Dataset rows describing interfaces:
▬▬▬
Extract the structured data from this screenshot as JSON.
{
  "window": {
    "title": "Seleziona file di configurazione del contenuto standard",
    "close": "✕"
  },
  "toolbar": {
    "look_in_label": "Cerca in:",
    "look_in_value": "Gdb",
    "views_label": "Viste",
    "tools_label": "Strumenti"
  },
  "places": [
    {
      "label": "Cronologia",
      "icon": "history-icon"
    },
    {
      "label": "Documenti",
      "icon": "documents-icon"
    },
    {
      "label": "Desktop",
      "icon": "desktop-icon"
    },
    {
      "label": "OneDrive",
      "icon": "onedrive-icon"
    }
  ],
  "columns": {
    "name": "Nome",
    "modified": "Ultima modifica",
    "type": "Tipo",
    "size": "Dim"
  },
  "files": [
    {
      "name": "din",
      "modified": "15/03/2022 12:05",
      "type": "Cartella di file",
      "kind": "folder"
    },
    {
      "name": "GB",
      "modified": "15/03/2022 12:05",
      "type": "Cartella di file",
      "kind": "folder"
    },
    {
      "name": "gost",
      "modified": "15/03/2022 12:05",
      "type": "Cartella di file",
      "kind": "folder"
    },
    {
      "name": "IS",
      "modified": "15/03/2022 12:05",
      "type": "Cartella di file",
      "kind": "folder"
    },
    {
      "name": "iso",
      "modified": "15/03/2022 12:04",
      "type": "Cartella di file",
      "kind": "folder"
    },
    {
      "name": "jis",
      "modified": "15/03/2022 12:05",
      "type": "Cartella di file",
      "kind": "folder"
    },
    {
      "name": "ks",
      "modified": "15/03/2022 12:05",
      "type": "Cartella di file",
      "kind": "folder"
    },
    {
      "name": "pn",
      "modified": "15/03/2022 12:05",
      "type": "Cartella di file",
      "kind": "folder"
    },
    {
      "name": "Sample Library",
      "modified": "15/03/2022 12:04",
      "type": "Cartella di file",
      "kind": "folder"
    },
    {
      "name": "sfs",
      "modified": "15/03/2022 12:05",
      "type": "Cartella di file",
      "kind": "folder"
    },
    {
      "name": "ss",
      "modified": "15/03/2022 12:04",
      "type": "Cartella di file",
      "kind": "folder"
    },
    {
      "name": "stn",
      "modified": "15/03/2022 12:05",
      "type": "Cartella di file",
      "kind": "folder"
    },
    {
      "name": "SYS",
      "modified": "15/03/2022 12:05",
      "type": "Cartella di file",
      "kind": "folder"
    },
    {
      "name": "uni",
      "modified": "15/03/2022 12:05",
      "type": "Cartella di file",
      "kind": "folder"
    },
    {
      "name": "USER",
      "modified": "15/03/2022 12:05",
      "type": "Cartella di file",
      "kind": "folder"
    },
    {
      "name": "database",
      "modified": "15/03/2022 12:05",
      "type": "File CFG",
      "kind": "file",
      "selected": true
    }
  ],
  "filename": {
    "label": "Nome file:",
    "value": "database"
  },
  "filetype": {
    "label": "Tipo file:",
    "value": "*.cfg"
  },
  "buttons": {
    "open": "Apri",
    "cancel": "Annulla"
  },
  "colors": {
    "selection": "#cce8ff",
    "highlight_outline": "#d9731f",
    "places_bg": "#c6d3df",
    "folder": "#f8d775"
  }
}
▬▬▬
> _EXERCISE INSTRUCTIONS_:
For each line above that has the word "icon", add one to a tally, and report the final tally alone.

> _PROBLEM SOLUTION_:
4